The risk factors above are largely outside of our control but there are others that we have the capacity to improve if we are willing to put in the work and/or ask for help. These include chronic conditions, poor vision, poor hearing, poor footwear, a sedentary lifestyle, pain, incontinence, vestibular disorders, excess alcohol use, substance abuse, using 4 or more medications, standing on unsteady chairs to reach for higher objects, not using medically recommended assistive devices (or using them improperly), and having a cluttered and unsafe home environment with fall and tripping hazards.
Here are 4 simple things that you can do right away to help improve your safety.
Tell a provider right away if you have fallen, worry about falling, feel unsteady, or catch yourself from falling. Have your physician review your medications, even over-the-counter ones. Ask your physician about taking vitamin D supplements to improve bone, muscle, and nerve health.
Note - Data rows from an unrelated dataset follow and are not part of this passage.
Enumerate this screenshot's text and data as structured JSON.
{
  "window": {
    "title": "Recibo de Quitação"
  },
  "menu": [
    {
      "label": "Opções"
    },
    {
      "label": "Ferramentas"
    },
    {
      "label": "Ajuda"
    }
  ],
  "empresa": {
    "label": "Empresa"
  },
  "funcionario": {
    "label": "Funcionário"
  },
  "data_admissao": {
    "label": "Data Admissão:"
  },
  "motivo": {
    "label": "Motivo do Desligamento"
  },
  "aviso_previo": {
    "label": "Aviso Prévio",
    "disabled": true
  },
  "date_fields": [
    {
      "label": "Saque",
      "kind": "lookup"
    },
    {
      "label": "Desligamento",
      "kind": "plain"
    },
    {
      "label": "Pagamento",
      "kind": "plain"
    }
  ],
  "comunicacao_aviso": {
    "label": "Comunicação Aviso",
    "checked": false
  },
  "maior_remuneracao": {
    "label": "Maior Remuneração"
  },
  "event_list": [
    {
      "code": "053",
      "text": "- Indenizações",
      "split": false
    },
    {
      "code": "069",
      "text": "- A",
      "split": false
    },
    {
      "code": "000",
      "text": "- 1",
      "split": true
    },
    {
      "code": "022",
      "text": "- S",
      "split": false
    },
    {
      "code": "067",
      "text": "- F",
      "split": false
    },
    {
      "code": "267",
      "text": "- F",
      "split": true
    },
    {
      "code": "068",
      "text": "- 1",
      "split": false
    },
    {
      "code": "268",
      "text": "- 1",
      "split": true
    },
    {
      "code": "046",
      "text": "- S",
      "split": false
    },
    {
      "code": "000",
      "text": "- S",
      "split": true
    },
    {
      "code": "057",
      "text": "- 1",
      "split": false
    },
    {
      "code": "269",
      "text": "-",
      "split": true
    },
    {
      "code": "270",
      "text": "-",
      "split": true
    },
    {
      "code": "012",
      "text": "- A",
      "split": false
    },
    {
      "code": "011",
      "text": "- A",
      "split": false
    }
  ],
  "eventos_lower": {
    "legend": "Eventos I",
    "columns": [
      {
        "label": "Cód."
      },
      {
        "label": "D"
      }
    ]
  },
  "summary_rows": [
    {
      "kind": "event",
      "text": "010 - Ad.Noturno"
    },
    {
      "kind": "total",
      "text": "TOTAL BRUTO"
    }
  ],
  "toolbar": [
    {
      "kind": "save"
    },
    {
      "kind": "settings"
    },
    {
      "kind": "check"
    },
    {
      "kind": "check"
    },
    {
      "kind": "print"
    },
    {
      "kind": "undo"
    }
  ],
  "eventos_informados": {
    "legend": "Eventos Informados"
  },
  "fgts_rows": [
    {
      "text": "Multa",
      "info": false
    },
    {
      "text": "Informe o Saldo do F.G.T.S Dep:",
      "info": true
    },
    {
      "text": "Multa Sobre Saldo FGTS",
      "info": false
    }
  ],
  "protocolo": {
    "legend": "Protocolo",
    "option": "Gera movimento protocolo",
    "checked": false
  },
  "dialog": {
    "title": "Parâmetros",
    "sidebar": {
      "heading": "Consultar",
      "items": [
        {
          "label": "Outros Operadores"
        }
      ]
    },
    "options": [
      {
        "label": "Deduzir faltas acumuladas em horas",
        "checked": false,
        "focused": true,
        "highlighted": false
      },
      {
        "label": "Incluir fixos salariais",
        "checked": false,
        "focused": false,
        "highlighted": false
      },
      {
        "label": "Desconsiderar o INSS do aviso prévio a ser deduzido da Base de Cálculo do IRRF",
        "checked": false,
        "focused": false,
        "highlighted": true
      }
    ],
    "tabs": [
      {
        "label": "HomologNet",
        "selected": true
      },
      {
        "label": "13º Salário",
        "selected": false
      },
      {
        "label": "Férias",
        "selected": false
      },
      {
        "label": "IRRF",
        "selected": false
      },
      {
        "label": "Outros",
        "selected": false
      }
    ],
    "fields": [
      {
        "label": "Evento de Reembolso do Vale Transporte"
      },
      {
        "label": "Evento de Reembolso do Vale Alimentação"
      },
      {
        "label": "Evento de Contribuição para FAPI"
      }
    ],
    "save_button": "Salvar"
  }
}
Have your eyes checked by an eye doctor at least once a year and be sure to update your eyeglasses as needed. Also have your hearing checked and get your feet checked and wear supportive shoes with adequate traction. You may also consider having an annual physical therapy consultation to assess and improve your strength, balance, flexibility, and gait.
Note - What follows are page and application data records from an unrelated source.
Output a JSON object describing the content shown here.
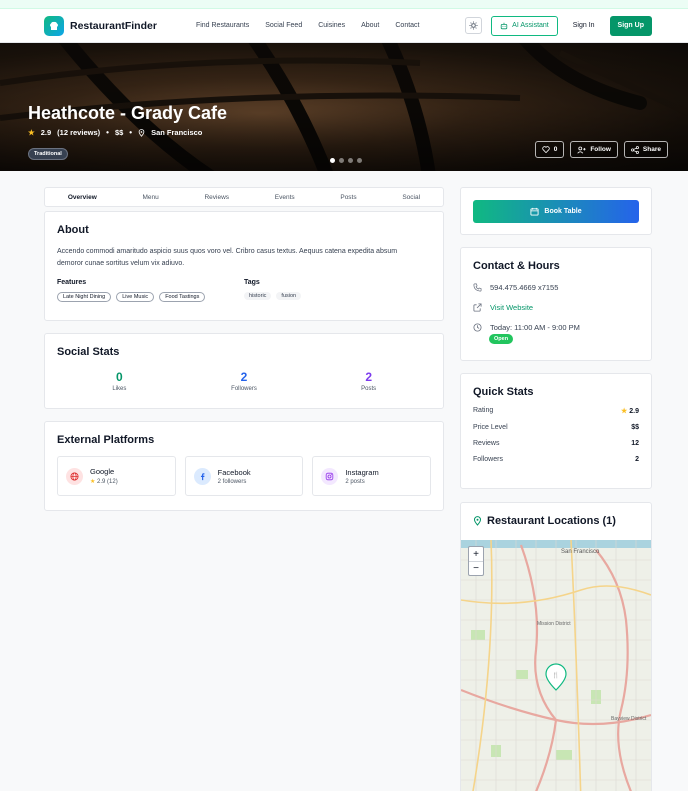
{
  "nav": {
    "brand": "RestaurantFinder",
    "links": [
      "Find Restaurants",
      "Social Feed",
      "Cuisines",
      "About",
      "Contact"
    ],
    "ai_label": "AI Assistant",
    "signin_label": "Sign In",
    "signup_label": "Sign Up"
  },
  "hero": {
    "name": "Heathcote - Grady Cafe",
    "rating": "2.9",
    "reviews": "(12 reviews)",
    "price": "$$",
    "city": "San Francisco",
    "tag": "Traditional",
    "like_count": "0",
    "follow_label": "Follow",
    "share_label": "Share",
    "slides": 4,
    "active_slide": 1
  },
  "tabs": [
    "Overview",
    "Menu",
    "Reviews",
    "Events",
    "Posts",
    "Social"
  ],
  "about": {
    "title": "About",
    "description": "Accendo commodi amaritudo aspicio suus quos voro vel. Cribro casus textus. Aequus catena expedita absum demoror cunae sortitus velum vix adiuvo.",
    "features_label": "Features",
    "features": [
      "Late Night Dining",
      "Live Music",
      "Food Tastings"
    ],
    "tags_label": "Tags",
    "tags": [
      "historic",
      "fusion"
    ]
  },
  "social_stats": {
    "title": "Social Stats",
    "items": [
      {
        "value": "0",
        "label": "Likes",
        "color": "#059669"
      },
      {
        "value": "2",
        "label": "Followers",
        "color": "#2563eb"
      },
      {
        "value": "2",
        "label": "Posts",
        "color": "#7c3aed"
      }
    ]
  },
  "external": {
    "title": "External Platforms",
    "platforms": [
      {
        "name": "Google",
        "sub": "2.9 (12)",
        "icon": "globe-icon",
        "color": "#dc2626",
        "bg": "#fee2e2"
      },
      {
        "name": "Facebook",
        "sub": "2 followers",
        "icon": "facebook-icon",
        "color": "#2563eb",
        "bg": "#dbeafe"
      },
      {
        "name": "Instagram",
        "sub": "2 posts",
        "icon": "instagram-icon",
        "color": "#9333ea",
        "bg": "#f3e8ff"
      }
    ]
  },
  "book": {
    "label": "Book Table"
  },
  "contact": {
    "title": "Contact & Hours",
    "phone": "594.475.4669 x7155",
    "website": "Visit Website",
    "hours": "Today: 11:00 AM - 9:00 PM",
    "status": "Open"
  },
  "quick": {
    "title": "Quick Stats",
    "rows": [
      {
        "label": "Rating",
        "value": "2.9"
      },
      {
        "label": "Price Level",
        "value": "$$"
      },
      {
        "label": "Reviews",
        "value": "12"
      },
      {
        "label": "Followers",
        "value": "2"
      }
    ]
  },
  "locations": {
    "title": "Restaurant Locations (1)",
    "zoom_in": "+",
    "zoom_out": "−",
    "map_labels": [
      "San Francisco",
      "Mission District",
      "Bayview District"
    ]
  },
  "colors": {
    "brand": "#059669",
    "accent": "#2563eb",
    "star": "#fbbf24"
  }
}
Make your home safer. Get rid of clutter, throw rugs, and other things that you can trip over (dog toys, shoes, loose wires), improve the lighting in your home, install railings on your stairs, and add grab bars near your toilet and bath/shower.
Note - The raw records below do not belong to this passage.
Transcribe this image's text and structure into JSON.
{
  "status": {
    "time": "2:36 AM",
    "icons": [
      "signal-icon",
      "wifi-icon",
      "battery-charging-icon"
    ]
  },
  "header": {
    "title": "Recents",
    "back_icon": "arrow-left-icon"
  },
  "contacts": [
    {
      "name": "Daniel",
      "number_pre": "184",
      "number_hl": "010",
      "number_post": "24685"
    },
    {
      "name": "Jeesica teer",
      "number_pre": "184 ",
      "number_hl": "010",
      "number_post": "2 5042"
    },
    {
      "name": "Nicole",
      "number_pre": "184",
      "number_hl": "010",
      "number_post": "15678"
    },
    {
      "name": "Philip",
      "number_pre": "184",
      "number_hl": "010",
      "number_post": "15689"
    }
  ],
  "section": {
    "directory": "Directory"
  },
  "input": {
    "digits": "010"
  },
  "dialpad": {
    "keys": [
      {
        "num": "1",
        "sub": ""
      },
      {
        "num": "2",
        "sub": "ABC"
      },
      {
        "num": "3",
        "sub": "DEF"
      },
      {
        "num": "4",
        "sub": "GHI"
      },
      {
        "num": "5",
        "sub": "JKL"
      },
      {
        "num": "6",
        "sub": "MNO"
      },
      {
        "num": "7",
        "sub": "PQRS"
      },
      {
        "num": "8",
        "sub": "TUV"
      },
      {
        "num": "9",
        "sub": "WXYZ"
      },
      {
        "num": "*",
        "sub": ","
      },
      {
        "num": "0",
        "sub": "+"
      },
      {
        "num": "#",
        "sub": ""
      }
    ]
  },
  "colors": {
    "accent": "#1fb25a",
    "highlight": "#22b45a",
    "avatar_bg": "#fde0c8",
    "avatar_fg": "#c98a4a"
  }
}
Exercise! Exercise is a holistic, evidenced based treatment that reduces pain, improves strength, and can improve balance. Research has shown that community based Tai Chi classes significantly reduce fall risk for the elderly. If you want to exercise but are unsure of what to do, request physical therapy. Here at Agile Physical Therapy, we will work collaboratively to help achieve your goals by designing a program to build strength, improve balance, restore flexibility, and improve walking mechanics.
Try not to be overwhelmed by the fact there seems to be a lot to do. Let’s reframe that thought to emphasize that there is a lot we can do! Feel empowered that there are so many different courses of action to help improve your quality of life. Just remember to take it one step at a time. And if you have any questions, you can always seek the expert advice of your local physical therapist!
Scott is a licensed physical therapist and strength coach who earned his Doctor of Physical Therapy (DPT) degree from Columbia University after graduating New York University with his Bachelor of Arts in Economics. Out of over 250,000 licensed PTs nationwide, he is one of 15,000 who are board certified with the distinction of being recognized as an Orthopaedic Clinical Specialist (OCS) by the American Board of Physical Therapy Specialties. Additionally Scott is a Certified Strength & Conditioning Specialist (CSCS), Graston Technique Therapy Specialist (GTS), Select Functional Movement Assessment Certified (SFMAC) Functional Movement Screen Certified (FMSC), Certified Kinesio Taping Practitioner (CKTP), and an APTA Credentialed Clinical Instructor.
Scott is passionate about health and fitness and strives to provide highly individualized and evidenced based treatments for his patients. He seeks to listen more than he talks. In his free time he enjoys strength training, biking, running, hiking, playing basketball, and playing tennis.